Data:
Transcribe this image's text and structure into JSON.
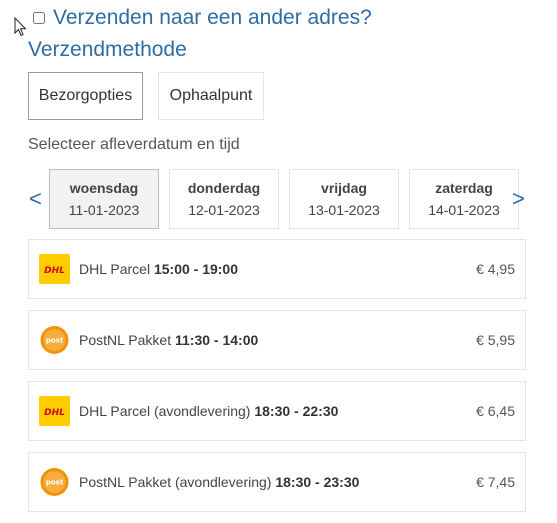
{
  "shipping": {
    "ship_to_other_address_label": "Verzenden naar een ander adres?",
    "checked": false
  },
  "method": {
    "title": "Verzendmethode",
    "tabs": [
      {
        "label": "Bezorgopties",
        "active": true
      },
      {
        "label": "Ophaalpunt",
        "active": false
      }
    ]
  },
  "delivery": {
    "subtitle": "Selecteer afleverdatum en tijd",
    "prev_arrow": "<",
    "next_arrow": ">",
    "days": [
      {
        "name": "woensdag",
        "date": "11-01-2023",
        "active": true
      },
      {
        "name": "donderdag",
        "date": "12-01-2023",
        "active": false
      },
      {
        "name": "vrijdag",
        "date": "13-01-2023",
        "active": false
      },
      {
        "name": "zaterdag",
        "date": "14-01-2023",
        "active": false
      }
    ],
    "options": [
      {
        "carrier": "DHL",
        "logo_icon": "dhl-logo-icon",
        "service": "DHL Parcel",
        "time": "15:00 - 19:00",
        "price": "€ 4,95"
      },
      {
        "carrier": "PostNL",
        "logo_icon": "postnl-logo-icon",
        "service": "PostNL Pakket",
        "time": "11:30 - 14:00",
        "price": "€ 5,95"
      },
      {
        "carrier": "DHL",
        "logo_icon": "dhl-logo-icon",
        "service": "DHL Parcel (avondlevering)",
        "time": "18:30 - 22:30",
        "price": "€ 6,45"
      },
      {
        "carrier": "PostNL",
        "logo_icon": "postnl-logo-icon",
        "service": "PostNL Pakket (avondlevering)",
        "time": "18:30 - 23:30",
        "price": "€ 7,45"
      }
    ]
  },
  "colors": {
    "link_blue": "#2e6da4",
    "dhl_yellow": "#ffcc00",
    "dhl_red": "#d40511",
    "postnl_orange": "#f39200"
  },
  "logo_text": {
    "dhl": "DHL",
    "postnl": "post nl"
  }
}
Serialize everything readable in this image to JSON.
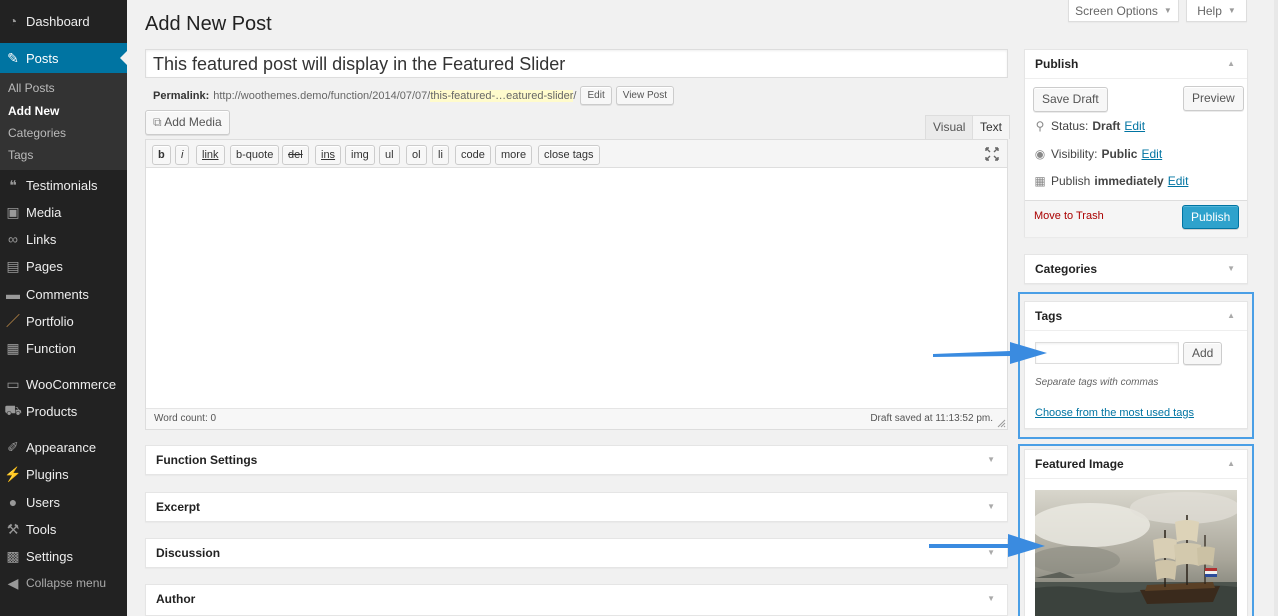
{
  "colors": {
    "sidebar_bg": "#222222",
    "accent": "#0074a2",
    "primary_button": "#2ea2cc",
    "highlight": "#4a9fe6",
    "trash": "#aa0000"
  },
  "sidebar": {
    "items": [
      {
        "icon": "dashboard-icon",
        "label": "Dashboard"
      },
      {
        "icon": "pin-icon",
        "label": "Posts"
      },
      {
        "icon": "quote-icon",
        "label": "Testimonials"
      },
      {
        "icon": "media-icon",
        "label": "Media"
      },
      {
        "icon": "link-icon",
        "label": "Links"
      },
      {
        "icon": "pages-icon",
        "label": "Pages"
      },
      {
        "icon": "comments-icon",
        "label": "Comments"
      },
      {
        "icon": "portfolio-icon",
        "label": "Portfolio"
      },
      {
        "icon": "woo-w-icon",
        "label": "Function"
      },
      {
        "icon": "woocommerce-icon",
        "label": "WooCommerce"
      },
      {
        "icon": "cart-icon",
        "label": "Products"
      },
      {
        "icon": "brush-icon",
        "label": "Appearance"
      },
      {
        "icon": "plugin-icon",
        "label": "Plugins"
      },
      {
        "icon": "user-icon",
        "label": "Users"
      },
      {
        "icon": "wrench-icon",
        "label": "Tools"
      },
      {
        "icon": "settings-icon",
        "label": "Settings"
      },
      {
        "icon": "collapse-icon",
        "label": "Collapse menu"
      }
    ],
    "submenu": [
      "All Posts",
      "Add New",
      "Categories",
      "Tags"
    ]
  },
  "header": {
    "title": "Add New Post",
    "screen_options": "Screen Options",
    "help": "Help"
  },
  "post": {
    "title": "This featured post will display in the Featured Slider",
    "permalink_label": "Permalink:",
    "permalink_base": "http://woothemes.demo/function/2014/07/07/",
    "permalink_slug": "this-featured-…eatured-slider",
    "permalink_trail": "/",
    "edit_button": "Edit",
    "view_post_button": "View Post"
  },
  "editor": {
    "add_media": "Add Media",
    "tab_visual": "Visual",
    "tab_text": "Text",
    "quicktags": [
      "b",
      "i",
      "link",
      "b-quote",
      "del",
      "ins",
      "img",
      "ul",
      "ol",
      "li",
      "code",
      "more",
      "close tags"
    ],
    "word_count": "Word count: 0",
    "draft_saved": "Draft saved at 11:13:52 pm."
  },
  "metaboxes": {
    "function_settings": "Function Settings",
    "excerpt": "Excerpt",
    "discussion": "Discussion",
    "author": "Author"
  },
  "publish": {
    "title": "Publish",
    "save_draft": "Save Draft",
    "preview": "Preview",
    "status_label": "Status:",
    "status_value": "Draft",
    "visibility_label": "Visibility:",
    "visibility_value": "Public",
    "publish_label": "Publish",
    "publish_value": "immediately",
    "edit": "Edit",
    "move_to_trash": "Move to Trash",
    "publish_button": "Publish"
  },
  "categories": {
    "title": "Categories"
  },
  "tags": {
    "title": "Tags",
    "input_value": "",
    "add_button": "Add",
    "hint": "Separate tags with commas",
    "most_used_link": "Choose from the most used tags"
  },
  "featured_image": {
    "title": "Featured Image"
  }
}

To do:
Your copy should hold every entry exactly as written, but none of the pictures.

Answer area:
Transcribe this image's text and structure into JSON.
{
  "shipping": {
    "ship_to_other_address_label": "Verzenden naar een ander adres?",
    "checked": false
  },
  "method": {
    "title": "Verzendmethode",
    "tabs": [
      {
        "label": "Bezorgopties",
        "active": true
      },
      {
        "label": "Ophaalpunt",
        "active": false
      }
    ]
  },
  "delivery": {
    "subtitle": "Selecteer afleverdatum en tijd",
    "prev_arrow": "<",
    "next_arrow": ">",
    "days": [
      {
        "name": "woensdag",
        "date": "11-01-2023",
        "active": true
      },
      {
        "name": "donderdag",
        "date": "12-01-2023",
        "active": false
      },
      {
        "name": "vrijdag",
        "date": "13-01-2023",
        "active": false
      },
      {
        "name": "zaterdag",
        "date": "14-01-2023",
        "active": false
      }
    ],
    "options": [
      {
        "carrier": "DHL",
        "logo_icon": "dhl-logo-icon",
        "service": "DHL Parcel",
        "time": "15:00 - 19:00",
        "price": "€ 4,95"
      },
      {
        "carrier": "PostNL",
        "logo_icon": "postnl-logo-icon",
        "service": "PostNL Pakket",
        "time": "11:30 - 14:00",
        "price": "€ 5,95"
      },
      {
        "carrier": "DHL",
        "logo_icon": "dhl-logo-icon",
        "service": "DHL Parcel (avondlevering)",
        "time": "18:30 - 22:30",
        "price": "€ 6,45"
      },
      {
        "carrier": "PostNL",
        "logo_icon": "postnl-logo-icon",
        "service": "PostNL Pakket (avondlevering)",
        "time": "18:30 - 23:30",
        "price": "€ 7,45"
      }
    ]
  },
  "colors": {
    "link_blue": "#2e6da4",
    "dhl_yellow": "#ffcc00",
    "dhl_red": "#d40511",
    "postnl_orange": "#f39200"
  },
  "logo_text": {
    "dhl": "DHL",
    "postnl": "post nl"
  }
}
Serialize everything readable in this image to JSON.
{
  "colors": {
    "sidebar_bg": "#222222",
    "accent": "#0074a2",
    "primary_button": "#2ea2cc",
    "highlight": "#4a9fe6",
    "trash": "#aa0000"
  },
  "sidebar": {
    "items": [
      {
        "icon": "dashboard-icon",
        "label": "Dashboard"
      },
      {
        "icon": "pin-icon",
        "label": "Posts"
      },
      {
        "icon": "quote-icon",
        "label": "Testimonials"
      },
      {
        "icon": "media-icon",
        "label": "Media"
      },
      {
        "icon": "link-icon",
        "label": "Links"
      },
      {
        "icon": "pages-icon",
        "label": "Pages"
      },
      {
        "icon": "comments-icon",
        "label": "Comments"
      },
      {
        "icon": "portfolio-icon",
        "label": "Portfolio"
      },
      {
        "icon": "woo-w-icon",
        "label": "Function"
      },
      {
        "icon": "woocommerce-icon",
        "label": "WooCommerce"
      },
      {
        "icon": "cart-icon",
        "label": "Products"
      },
      {
        "icon": "brush-icon",
        "label": "Appearance"
      },
      {
        "icon": "plugin-icon",
        "label": "Plugins"
      },
      {
        "icon": "user-icon",
        "label": "Users"
      },
      {
        "icon": "wrench-icon",
        "label": "Tools"
      },
      {
        "icon": "settings-icon",
        "label": "Settings"
      },
      {
        "icon": "collapse-icon",
        "label": "Collapse menu"
      }
    ],
    "submenu": [
      "All Posts",
      "Add New",
      "Categories",
      "Tags"
    ]
  },
  "header": {
    "title": "Add New Post",
    "screen_options": "Screen Options",
    "help": "Help"
  },
  "post": {
    "title": "This featured post will display in the Featured Slider",
    "permalink_label": "Permalink:",
    "permalink_base": "http://woothemes.demo/function/2014/07/07/",
    "permalink_slug": "this-featured-…eatured-slider",
    "permalink_trail": "/",
    "edit_button": "Edit",
    "view_post_button": "View Post"
  },
  "editor": {
    "add_media": "Add Media",
    "tab_visual": "Visual",
    "tab_text": "Text",
    "quicktags": [
      "b",
      "i",
      "link",
      "b-quote",
      "del",
      "ins",
      "img",
      "ul",
      "ol",
      "li",
      "code",
      "more",
      "close tags"
    ],
    "word_count": "Word count: 0",
    "draft_saved": "Draft saved at 11:13:52 pm."
  },
  "metaboxes": {
    "function_settings": "Function Settings",
    "excerpt": "Excerpt",
    "discussion": "Discussion",
    "author": "Author"
  },
  "publish": {
    "title": "Publish",
    "save_draft": "Save Draft",
    "preview": "Preview",
    "status_label": "Status:",
    "status_value": "Draft",
    "visibility_label": "Visibility:",
    "visibility_value": "Public",
    "publish_label": "Publish",
    "publish_value": "immediately",
    "edit": "Edit",
    "move_to_trash": "Move to Trash",
    "publish_button": "Publish"
  },
  "categories": {
    "title": "Categories"
  },
  "tags": {
    "title": "Tags",
    "input_value": "",
    "add_button": "Add",
    "hint": "Separate tags with commas",
    "most_used_link": "Choose from the most used tags"
  },
  "featured_image": {
    "title": "Featured Image"
  }
}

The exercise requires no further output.